TRY IT =>
Lines below that include the word "selected" should each be copied.

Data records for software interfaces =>
========
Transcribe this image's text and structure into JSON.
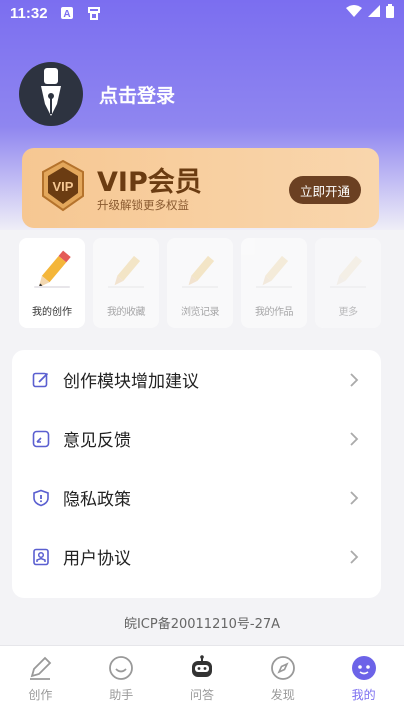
{
  "status_bar": {
    "time": "11:32",
    "icons": [
      "a-box-icon",
      "app-notification-icon",
      "wifi-icon",
      "signal-icon",
      "battery-icon"
    ]
  },
  "profile": {
    "login_label": "点击登录",
    "avatar_icon": "pen-nib-icon"
  },
  "vip": {
    "badge_text": "VIP",
    "title": "VIP会员",
    "subtitle": "升级解锁更多权益",
    "button_label": "立即开通",
    "colors": {
      "card": "#f7cc9a",
      "button": "#6b4022",
      "title": "#6b3c12"
    }
  },
  "quick_items": [
    {
      "label": "我的创作",
      "icon": "pencil-icon"
    },
    {
      "label": "我的收藏",
      "icon": "pencil-icon"
    },
    {
      "label": "浏览记录",
      "icon": "pencil-icon"
    },
    {
      "label": "我的作品",
      "icon": "pencil-icon"
    },
    {
      "label": "更多",
      "icon": "pencil-icon"
    }
  ],
  "menu": [
    {
      "label": "创作模块增加建议",
      "icon": "edit-square-icon"
    },
    {
      "label": "意见反馈",
      "icon": "feedback-icon"
    },
    {
      "label": "隐私政策",
      "icon": "shield-icon"
    },
    {
      "label": "用户协议",
      "icon": "user-doc-icon"
    }
  ],
  "icp": "皖ICP备20011210号-27A",
  "nav": [
    {
      "label": "创作",
      "icon": "pen-icon"
    },
    {
      "label": "助手",
      "icon": "smile-icon"
    },
    {
      "label": "问答",
      "icon": "robot-icon"
    },
    {
      "label": "发现",
      "icon": "compass-icon"
    },
    {
      "label": "我的",
      "icon": "user-face-icon"
    }
  ],
  "accent_color": "#7b6ef0"
}
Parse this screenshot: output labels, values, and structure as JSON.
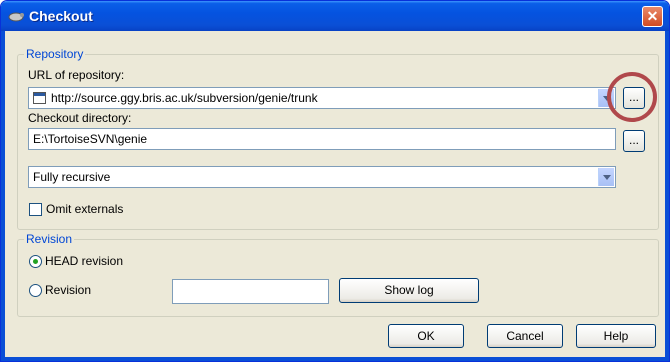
{
  "window": {
    "title": "Checkout",
    "close_glyph": "✕"
  },
  "repository": {
    "legend": "Repository",
    "url_label": "URL of repository:",
    "url_value": "http://source.ggy.bris.ac.uk/subversion/genie/trunk",
    "browse_label": "...",
    "dir_label": "Checkout directory:",
    "dir_value": "E:\\TortoiseSVN\\genie",
    "dir_browse_label": "...",
    "depth_value": "Fully recursive",
    "omit_externals_label": "Omit externals",
    "omit_externals_checked": false
  },
  "revision": {
    "legend": "Revision",
    "head_label": "HEAD revision",
    "revision_label": "Revision",
    "revision_value": "",
    "show_log_label": "Show log",
    "selected": "HEAD revision"
  },
  "buttons": {
    "ok": "OK",
    "cancel": "Cancel",
    "help": "Help"
  },
  "annotation": {
    "color": "#b0484b"
  }
}
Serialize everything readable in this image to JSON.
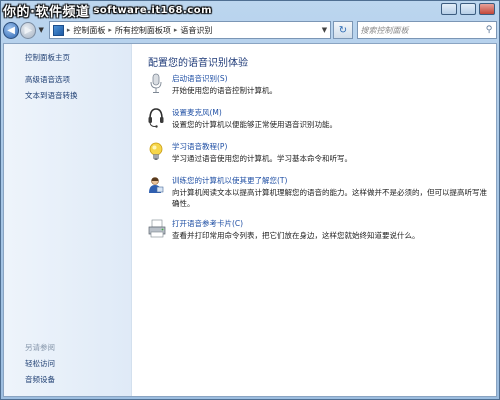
{
  "watermark": {
    "site_name": "你的·软件频道",
    "url": "software.it168.com"
  },
  "nav": {
    "breadcrumb": [
      "控制面板",
      "所有控制面板项",
      "语音识别"
    ],
    "search_placeholder": "搜索控制面板"
  },
  "sidebar": {
    "items": [
      "控制面板主页",
      "高级语音选项",
      "文本到语音转换"
    ],
    "see_also_heading": "另请参阅",
    "see_also": [
      "轻松访问",
      "音频设备"
    ]
  },
  "main": {
    "title": "配置您的语音识别体验",
    "items": [
      {
        "link": "启动语音识别(S)",
        "desc": "开始使用您的语音控制计算机。",
        "icon": "microphone-icon"
      },
      {
        "link": "设置麦克风(M)",
        "desc": "设置您的计算机以便能够正常使用语音识别功能。",
        "icon": "headset-icon"
      },
      {
        "link": "学习语音教程(P)",
        "desc": "学习通过语音使用您的计算机。学习基本命令和听写。",
        "icon": "lightbulb-icon"
      },
      {
        "link": "训练您的计算机以使其更了解您(T)",
        "desc": "向计算机阅读文本以提高计算机理解您的语音的能力。这样做并不是必须的，但可以提高听写准确性。",
        "icon": "user-training-icon"
      },
      {
        "link": "打开语音参考卡片(C)",
        "desc": "查看并打印常用命令列表，把它们放在身边，这样您就始终知道要说什么。",
        "icon": "printer-icon"
      }
    ]
  }
}
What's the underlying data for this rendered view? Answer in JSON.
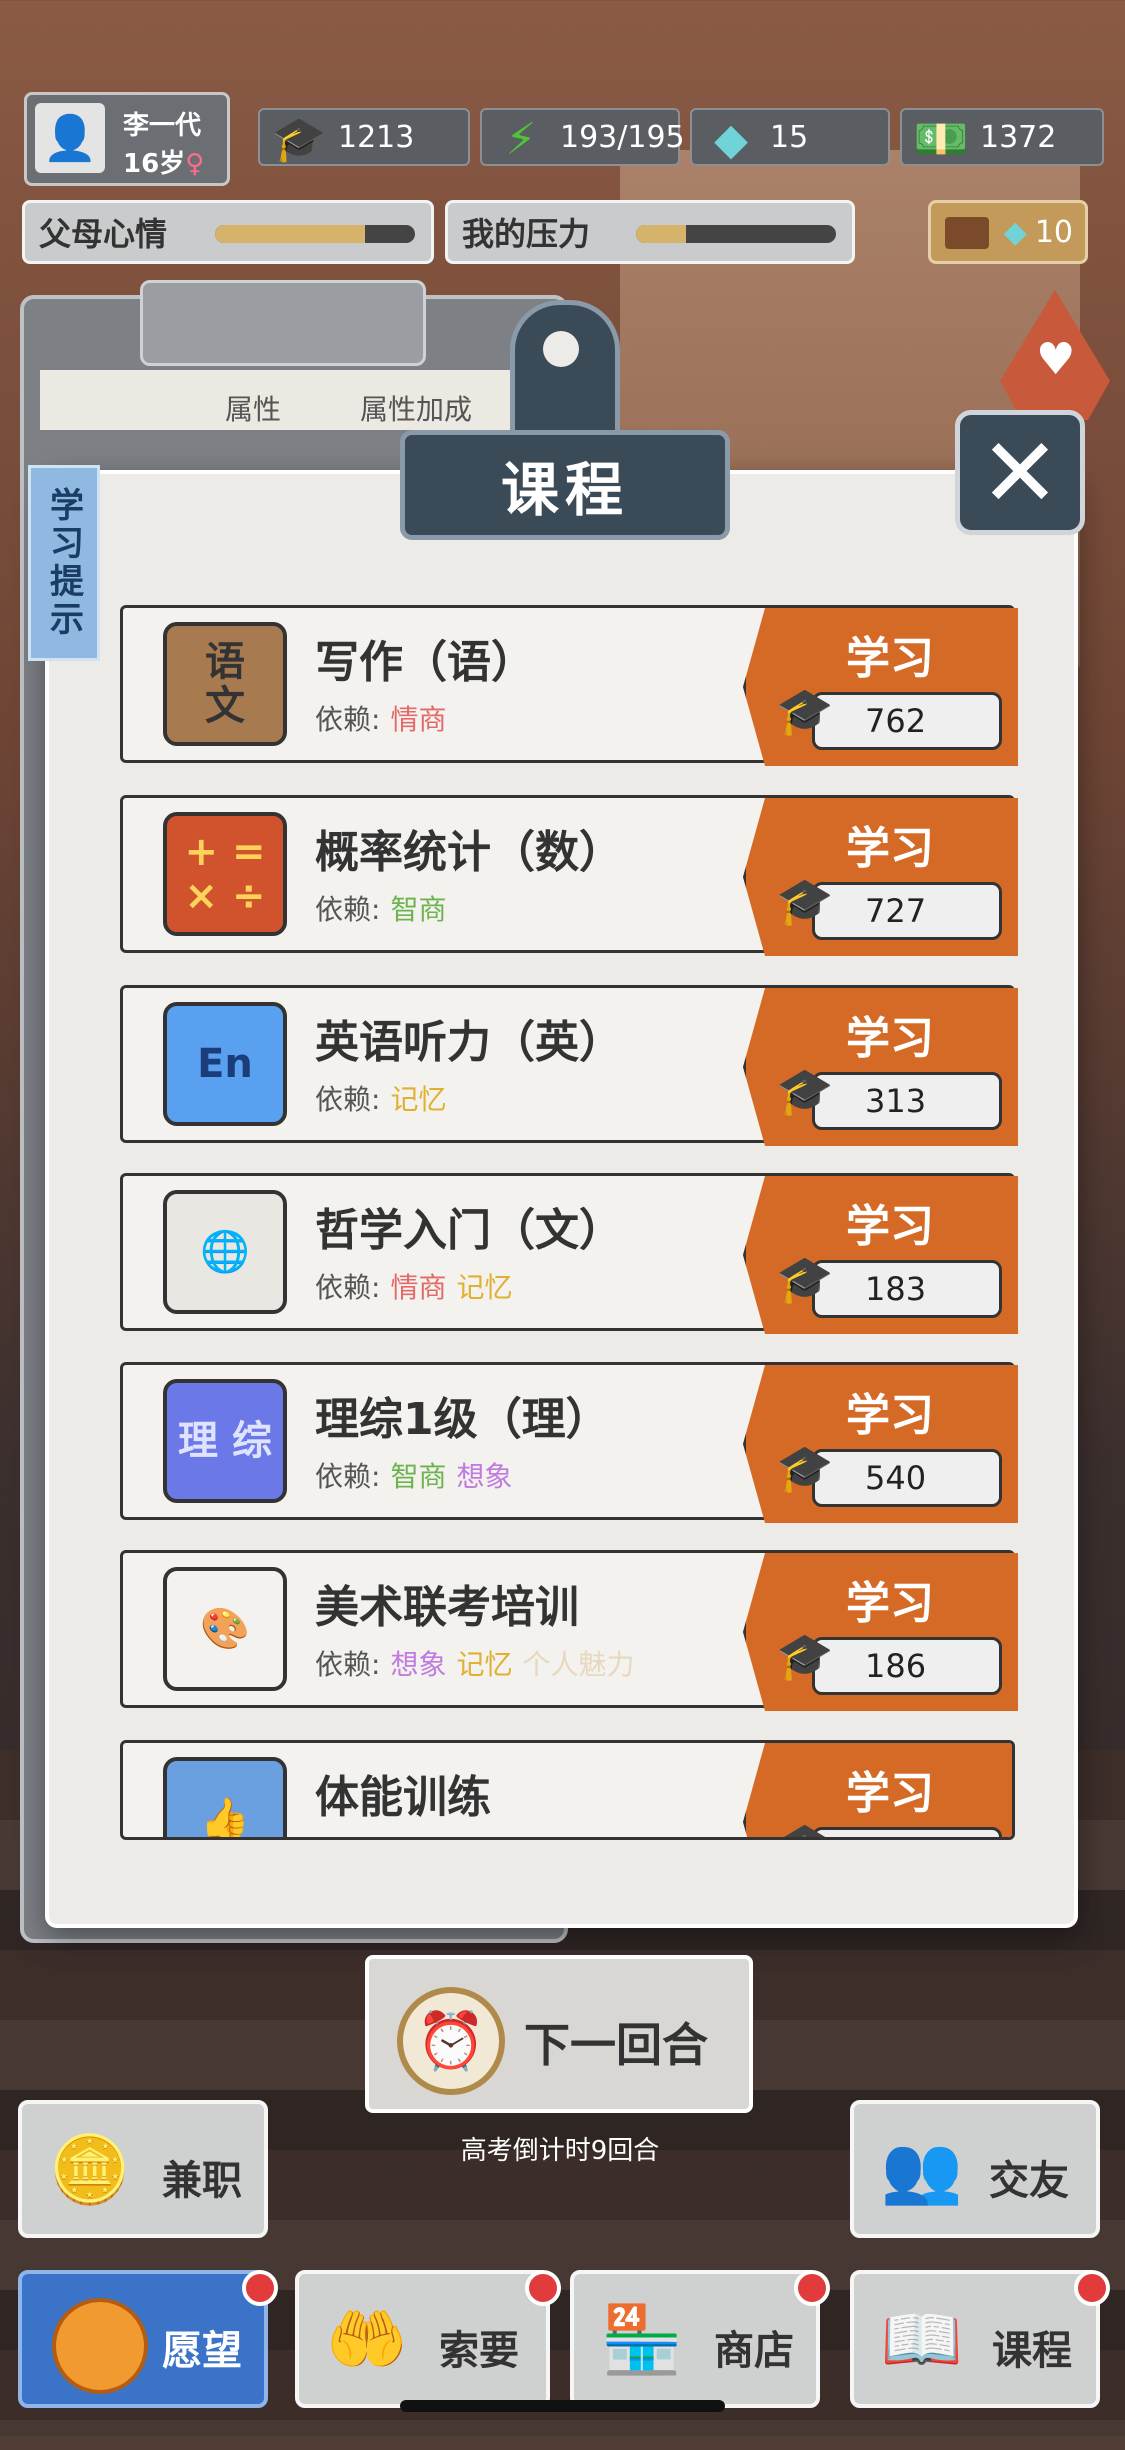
{
  "player": {
    "name": "李一代",
    "age": "16岁",
    "gender_symbol": "♀"
  },
  "stats": [
    {
      "icon": "graduation-cap-icon",
      "value": "1213"
    },
    {
      "icon": "lightning-icon",
      "value": "193/195"
    },
    {
      "icon": "diamond-icon",
      "value": "15"
    },
    {
      "icon": "money-icon",
      "value": "1372"
    }
  ],
  "moods": [
    {
      "label": "父母心情",
      "fill": 0.75
    },
    {
      "label": "我的压力",
      "fill": 0.25
    }
  ],
  "video_reward": {
    "value": "10"
  },
  "clipboard": {
    "col1": "属性",
    "col2": "属性加成",
    "tip_tab": "学习提示"
  },
  "panel": {
    "title": "课程"
  },
  "courses": [
    {
      "icon": "语\n文",
      "name": "写作（语）",
      "dep_label": "依赖:",
      "deps": [
        {
          "t": "情商",
          "c": "#e26a6a"
        }
      ],
      "btn": "学习",
      "cost": "762"
    },
    {
      "icon": "+ =\n× ÷",
      "name": "概率统计（数）",
      "dep_label": "依赖:",
      "deps": [
        {
          "t": "智商",
          "c": "#6db34f"
        }
      ],
      "btn": "学习",
      "cost": "727"
    },
    {
      "icon": "En",
      "name": "英语听力（英）",
      "dep_label": "依赖:",
      "deps": [
        {
          "t": "记忆",
          "c": "#e0b030"
        }
      ],
      "btn": "学习",
      "cost": "313"
    },
    {
      "icon": "🌐",
      "name": "哲学入门（文）",
      "dep_label": "依赖:",
      "deps": [
        {
          "t": "情商",
          "c": "#e26a6a"
        },
        {
          "t": "记忆",
          "c": "#e0b030"
        }
      ],
      "btn": "学习",
      "cost": "183"
    },
    {
      "icon": "理 综",
      "name": "理综1级（理）",
      "dep_label": "依赖:",
      "deps": [
        {
          "t": "智商",
          "c": "#6db34f"
        },
        {
          "t": "想象",
          "c": "#c07ae0"
        }
      ],
      "btn": "学习",
      "cost": "540"
    },
    {
      "icon": "🎨",
      "name": "美术联考培训",
      "dep_label": "依赖:",
      "deps": [
        {
          "t": "想象",
          "c": "#c07ae0"
        },
        {
          "t": "记忆",
          "c": "#e0b030"
        },
        {
          "t": "个人魅力",
          "c": "#e8d8c0"
        }
      ],
      "btn": "学习",
      "cost": "186"
    },
    {
      "icon": "👍",
      "name": "体能训练",
      "dep_label": "",
      "deps": [],
      "btn": "学习",
      "cost": ""
    }
  ],
  "bottom": {
    "next_round": "下一回合",
    "countdown": "高考倒计时9回合",
    "parttime": "兼职",
    "friends": "交友",
    "wish": "愿望",
    "ask": "索要",
    "shop": "商店",
    "course": "课程"
  }
}
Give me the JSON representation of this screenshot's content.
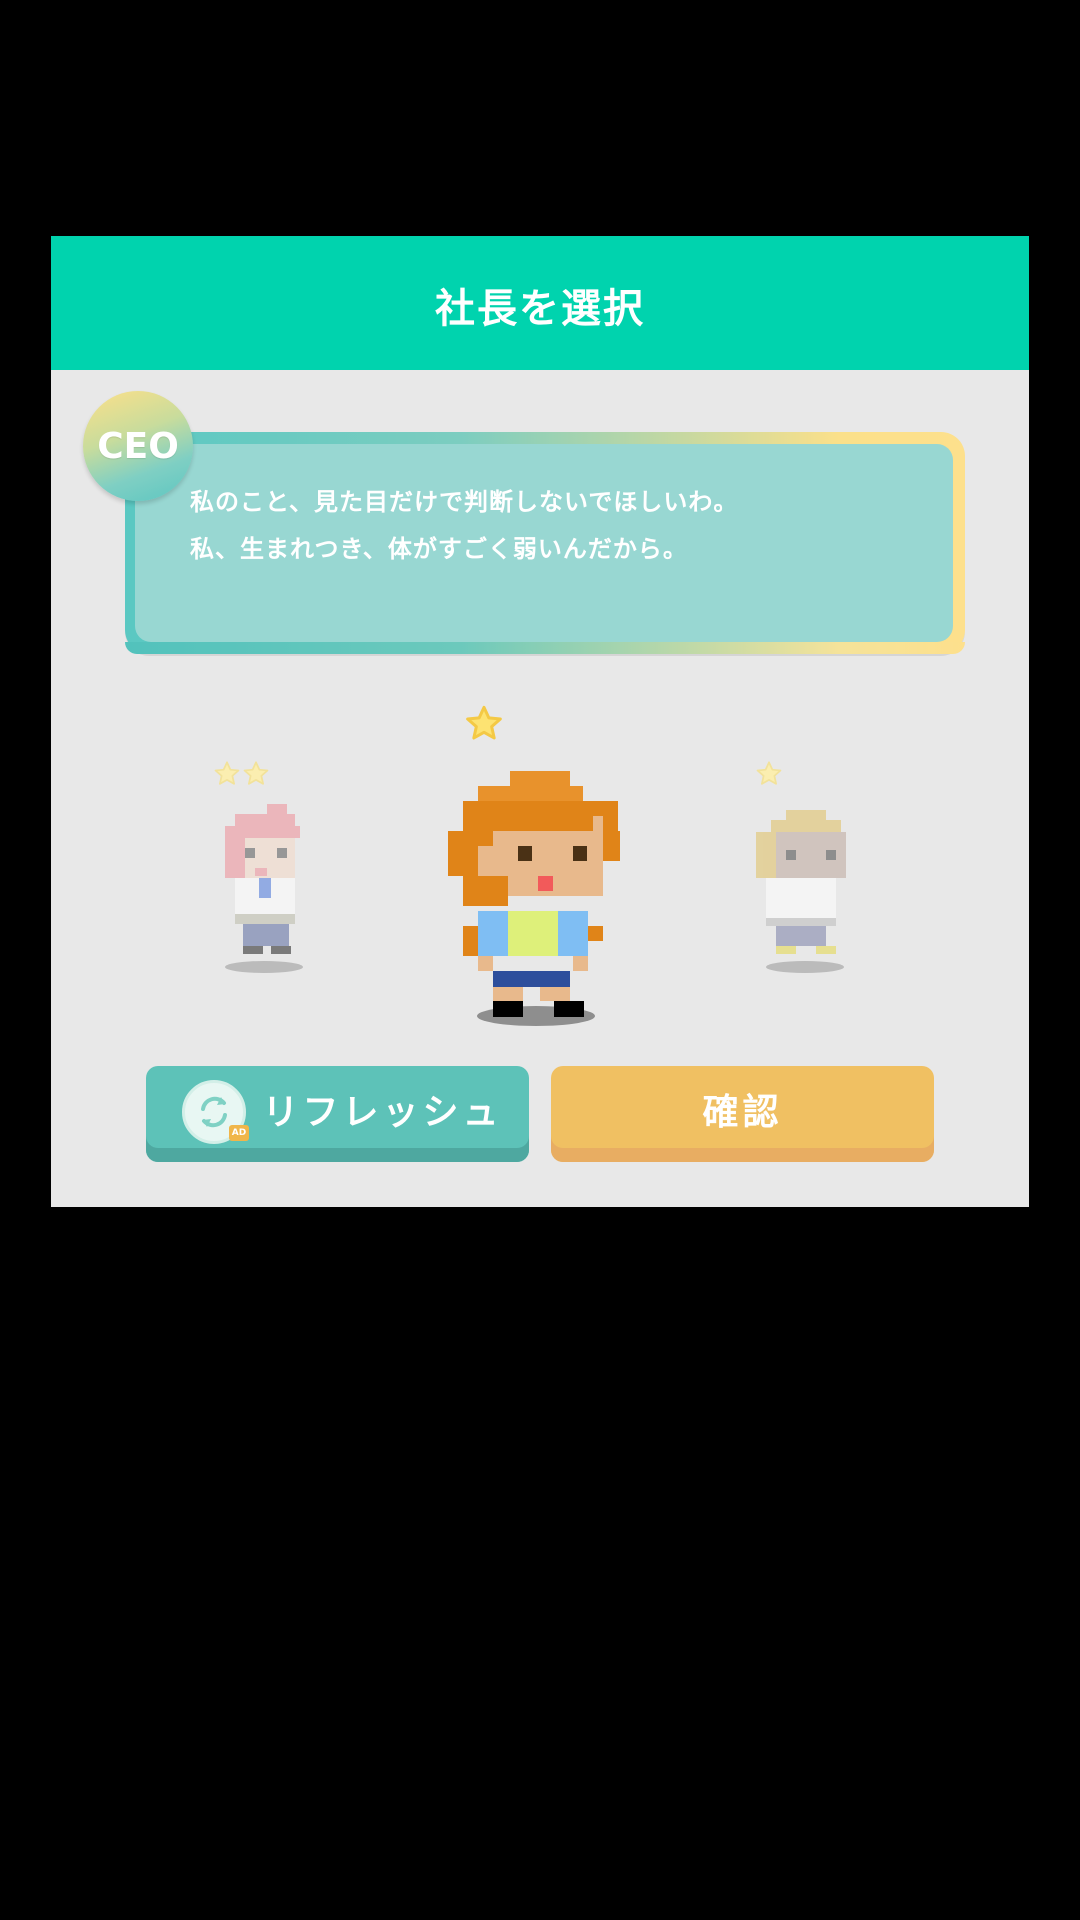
{
  "dialog": {
    "title": "社長を選択",
    "badge_label": "CEO",
    "message_lines": [
      "私のこと、見た目だけで判断しないでほしいわ。",
      "私、生まれつき、体がすごく弱いんだから。"
    ]
  },
  "characters": [
    {
      "name": "left-character",
      "stars": 2,
      "selected": false
    },
    {
      "name": "center-character",
      "stars": 1,
      "selected": true
    },
    {
      "name": "right-character",
      "stars": 1,
      "selected": false
    }
  ],
  "buttons": {
    "refresh_label": "リフレッシュ",
    "refresh_icon": "refresh-ad-icon",
    "ad_badge": "AD",
    "confirm_label": "確認"
  },
  "colors": {
    "header": "#00d3ae",
    "refresh_button": "#5dc2b8",
    "confirm_button": "#f0c062"
  }
}
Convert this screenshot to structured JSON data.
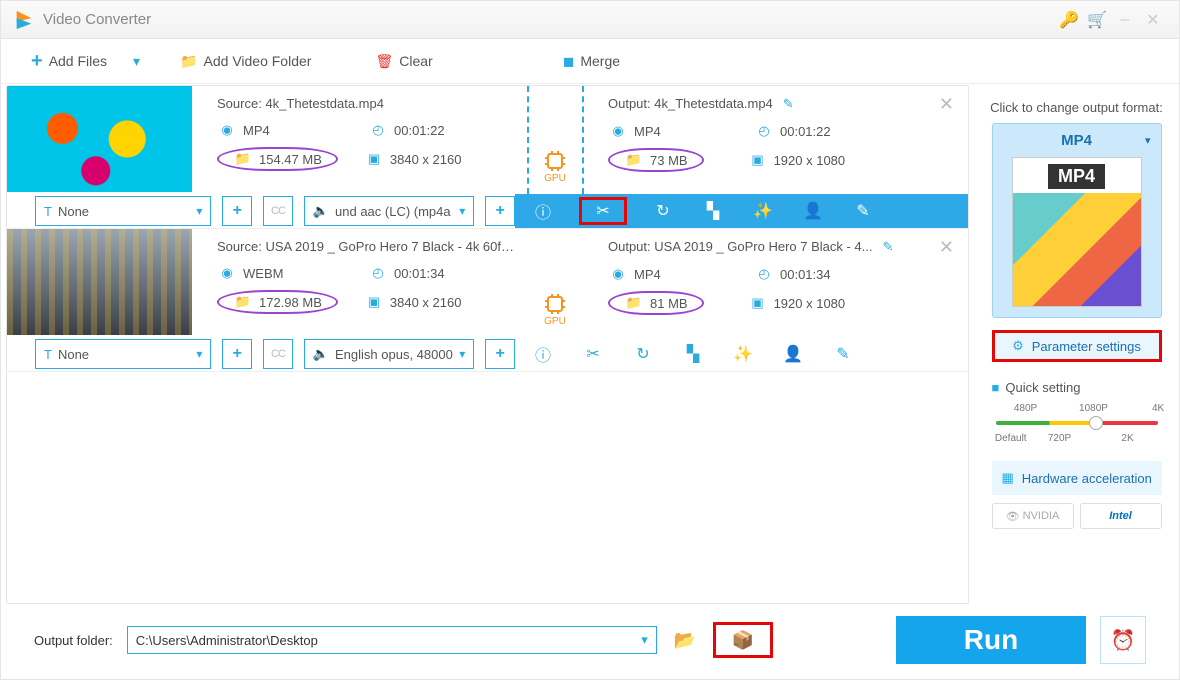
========
RESULT FOR THIS TASK =>
    "selected": "HEAD revision"
      "selected": false
      "selected": true
      "selected": false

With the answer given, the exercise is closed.